This documentation focuses primarily on best practices that support protecting your software across processes and systems in your software supply chain. It also includes information about how to implement some of the practices on Google Cloud.
- Safeguarding source integrity
- Safeguarding build integrity
- Managing dependencies
- Safeguarding deployments
There are additional considerations for protecting your software that span the software lifecycle or are foundational development practices that support software supply chain security. For example:
- Controlling physical and remote access to systems.
- Implementing audit, monitoring, and feedback mechanisms so that you are able to quickly identify and respond to threats and non-compliance with policy.
- Foundational coding practices including design, input validation, output to untrusted systems, data processing, code analysis, and cryptography.
- Foundational DevOps practices beyond ones mentioned in this documentation, including technical approaches, team process, and organizational culture.
Adherence to software licenses terms, including open source licenses for direct and transitive dependencies.
Some open source licenses have restrictive license terms that are problematic for commercial software. In particular, some licenses require you to release your source code under the same license as the open source software that you are reusing. If you want to keep your source code private, it's important to know the licenses terms of open source software you use.

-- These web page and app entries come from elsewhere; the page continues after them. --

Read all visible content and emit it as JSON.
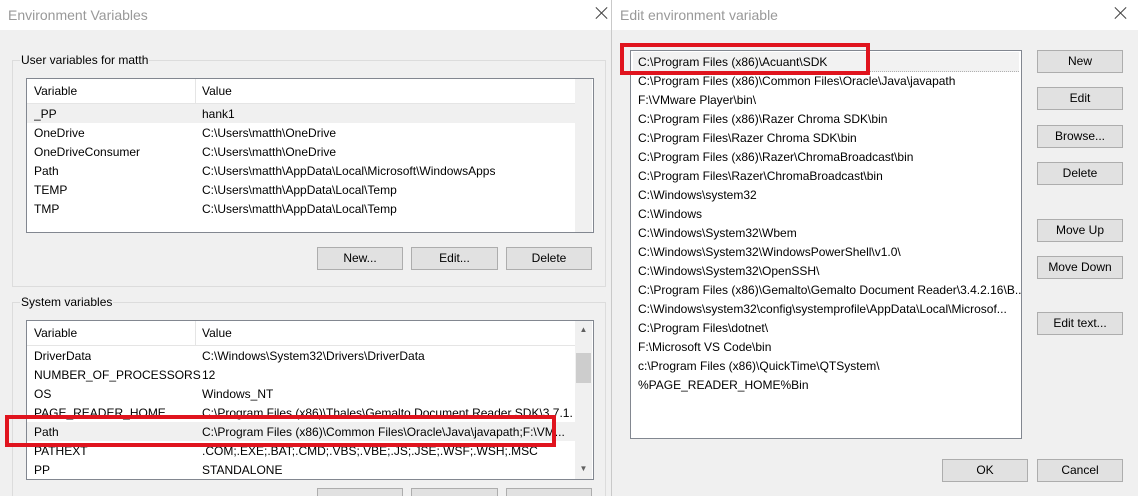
{
  "env_window": {
    "title": "Environment Variables",
    "user_group_label": "User variables for matth",
    "system_group_label": "System variables",
    "columns": {
      "variable": "Variable",
      "value": "Value"
    },
    "user_vars": [
      {
        "name": "_PP",
        "value": "hank1"
      },
      {
        "name": "OneDrive",
        "value": "C:\\Users\\matth\\OneDrive"
      },
      {
        "name": "OneDriveConsumer",
        "value": "C:\\Users\\matth\\OneDrive"
      },
      {
        "name": "Path",
        "value": "C:\\Users\\matth\\AppData\\Local\\Microsoft\\WindowsApps"
      },
      {
        "name": "TEMP",
        "value": "C:\\Users\\matth\\AppData\\Local\\Temp"
      },
      {
        "name": "TMP",
        "value": "C:\\Users\\matth\\AppData\\Local\\Temp"
      }
    ],
    "user_buttons": {
      "new": "New...",
      "edit": "Edit...",
      "delete": "Delete"
    },
    "system_vars": [
      {
        "name": "DriverData",
        "value": "C:\\Windows\\System32\\Drivers\\DriverData"
      },
      {
        "name": "NUMBER_OF_PROCESSORS",
        "value": "12"
      },
      {
        "name": "OS",
        "value": "Windows_NT"
      },
      {
        "name": "PAGE_READER_HOME",
        "value": "C:\\Program Files (x86)\\Thales\\Gemalto Document Reader SDK\\3.7.1..."
      },
      {
        "name": "Path",
        "value": "C:\\Program Files (x86)\\Common Files\\Oracle\\Java\\javapath;F:\\VM..."
      },
      {
        "name": "PATHEXT",
        "value": ".COM;.EXE;.BAT;.CMD;.VBS;.VBE;.JS;.JSE;.WSF;.WSH;.MSC"
      },
      {
        "name": "PP",
        "value": "STANDALONE"
      }
    ]
  },
  "edit_window": {
    "title": "Edit environment variable",
    "entries": [
      "C:\\Program Files (x86)\\Acuant\\SDK",
      "C:\\Program Files (x86)\\Common Files\\Oracle\\Java\\javapath",
      "F:\\VMware Player\\bin\\",
      "C:\\Program Files (x86)\\Razer Chroma SDK\\bin",
      "C:\\Program Files\\Razer Chroma SDK\\bin",
      "C:\\Program Files (x86)\\Razer\\ChromaBroadcast\\bin",
      "C:\\Program Files\\Razer\\ChromaBroadcast\\bin",
      "C:\\Windows\\system32",
      "C:\\Windows",
      "C:\\Windows\\System32\\Wbem",
      "C:\\Windows\\System32\\WindowsPowerShell\\v1.0\\",
      "C:\\Windows\\System32\\OpenSSH\\",
      "C:\\Program Files (x86)\\Gemalto\\Gemalto Document Reader\\3.4.2.16\\B...",
      "C:\\Windows\\system32\\config\\systemprofile\\AppData\\Local\\Microsof...",
      "C:\\Program Files\\dotnet\\",
      "F:\\Microsoft VS Code\\bin",
      "c:\\Program Files (x86)\\QuickTime\\QTSystem\\",
      "%PAGE_READER_HOME%Bin"
    ],
    "buttons": {
      "new": "New",
      "edit": "Edit",
      "browse": "Browse...",
      "delete": "Delete",
      "move_up": "Move Up",
      "move_down": "Move Down",
      "edit_text": "Edit text...",
      "ok": "OK",
      "cancel": "Cancel"
    }
  },
  "highlight_color": "#e0141e"
}
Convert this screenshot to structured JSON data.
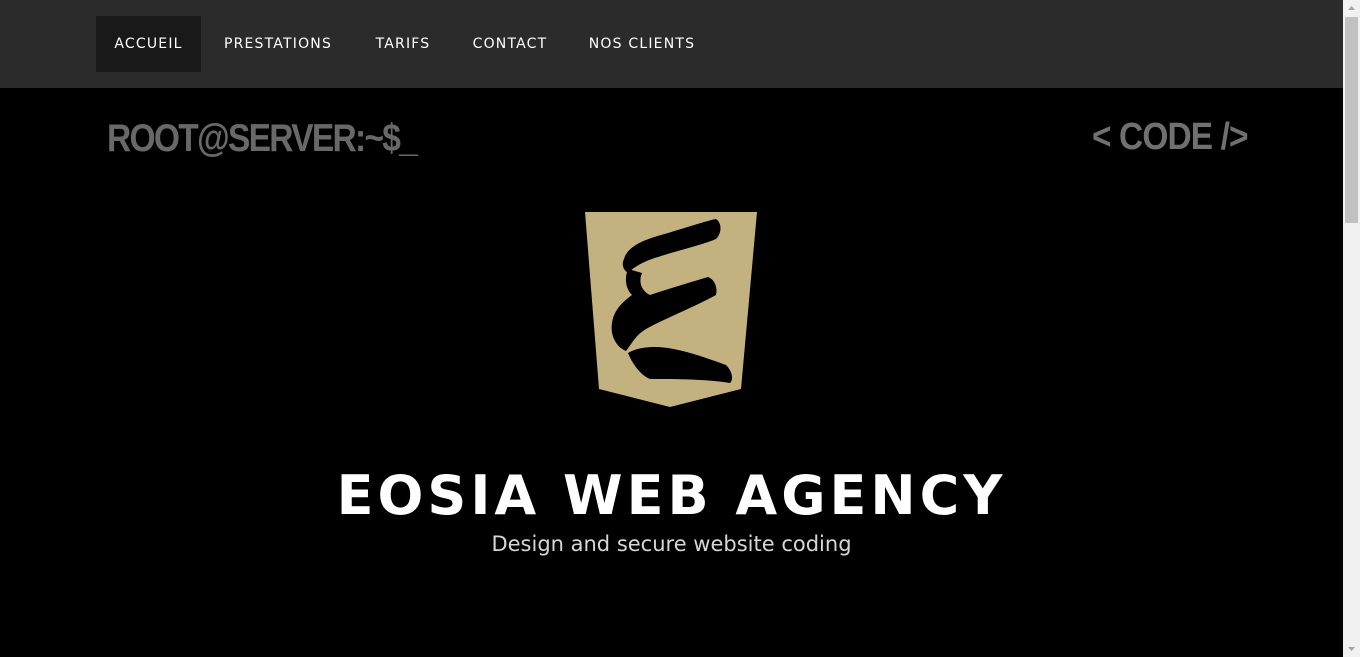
{
  "nav": {
    "items": [
      {
        "label": "ACCUEIL",
        "active": true
      },
      {
        "label": "PRESTATIONS",
        "active": false
      },
      {
        "label": "TARIFS",
        "active": false
      },
      {
        "label": "CONTACT",
        "active": false
      },
      {
        "label": "NOS CLIENTS",
        "active": false
      }
    ]
  },
  "hero": {
    "prompt_text": "ROOT@SERVER:~$_",
    "code_text": "< CODE />",
    "logo_icon": "eosia-e-shield-logo",
    "title": "EOSIA WEB AGENCY",
    "subtitle": "Design and secure website coding"
  },
  "colors": {
    "navbar_bg": "#2b2b2b",
    "nav_active_bg": "#191919",
    "page_bg": "#000000",
    "logo_gold": "#c3b17f",
    "title_white": "#ffffff",
    "deco_gray": "#686868"
  }
}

Increasing awareness about cybersecurity by providing training to employees. According the State of Cybersecurity 2021, Part 2, a survey of information security professionals, social engineering was the most frequent type of attack. Survey respondants also reported that cybersecurity training and awareness programs had some positive impact (46%) or strong positive impact (32%) on employee awareness.
Use the resources in the following sections to learn more about these topics.
Security on Google Cloud
Learn about setting up organization structure, authentication and authorization, resource hierarchy, networking, logging, detective controls, and more in the Google Cloud security foundation guide, one of the guides in the Google Cloud security best practices center.
You can view centralized information about vulnerabilities and possible risks using these Google Cloud services:
- View information about vulnerabilities and threats across your Google Cloud organization with Security Command Center.
- Get information about your service usage with Recommender, including recommendations that can help you to reduce risk. For example, you can identify IAM principals with excess permissions or unattended Google Cloud projects.
To learn more about security on Google Cloud, see the Security section of the Google Cloud web site.
DevOps and software development practices
See the DevOps capabilities documentation to learn more about DevOps practices that contribute to faster software delivery and more reliable and secure software.
There are also foundational practices for designing, developing, and testing code that apply to all programming languages. You also need to evaluate how you distribute software and the terms of software licenses in all of your dependencies. The Linux Foundation offers free online training on these topics:
- Developing Secure Software: Foundational software development practices in the context of software supply chain security. The course focuses on best practices for designing, developing, and testing code, but also covers topics such as handling vulnerability disclosures, assurance cases, and considerations for software distribution and deployment. The Open Source Security Foundation (OpenSSF) created the training.
- Open Source Licensing Basics for Developers Learn about licenses and copyright for open source projects.
- Introduction to Open Source License Compliance Management Learn about building an open source compliance program for your organization.
Developing your policies
As you incrementally implement best practices, document the policies for your organization and incorporate validation of policies into your development, build, and deployment processes. For example, your company policies might include criteria for deployment that you implement with Binary Authorization.
- Minimum Viable Secure Product, a security checklist of controls to establish a baseline security posture for a product. You can use the checklist to establish your minimum security control requirements and to evaluate software by third-party vendors.
- NIST Security and Privacy Controls for Information Systems and Organizations publication (SP 800-53).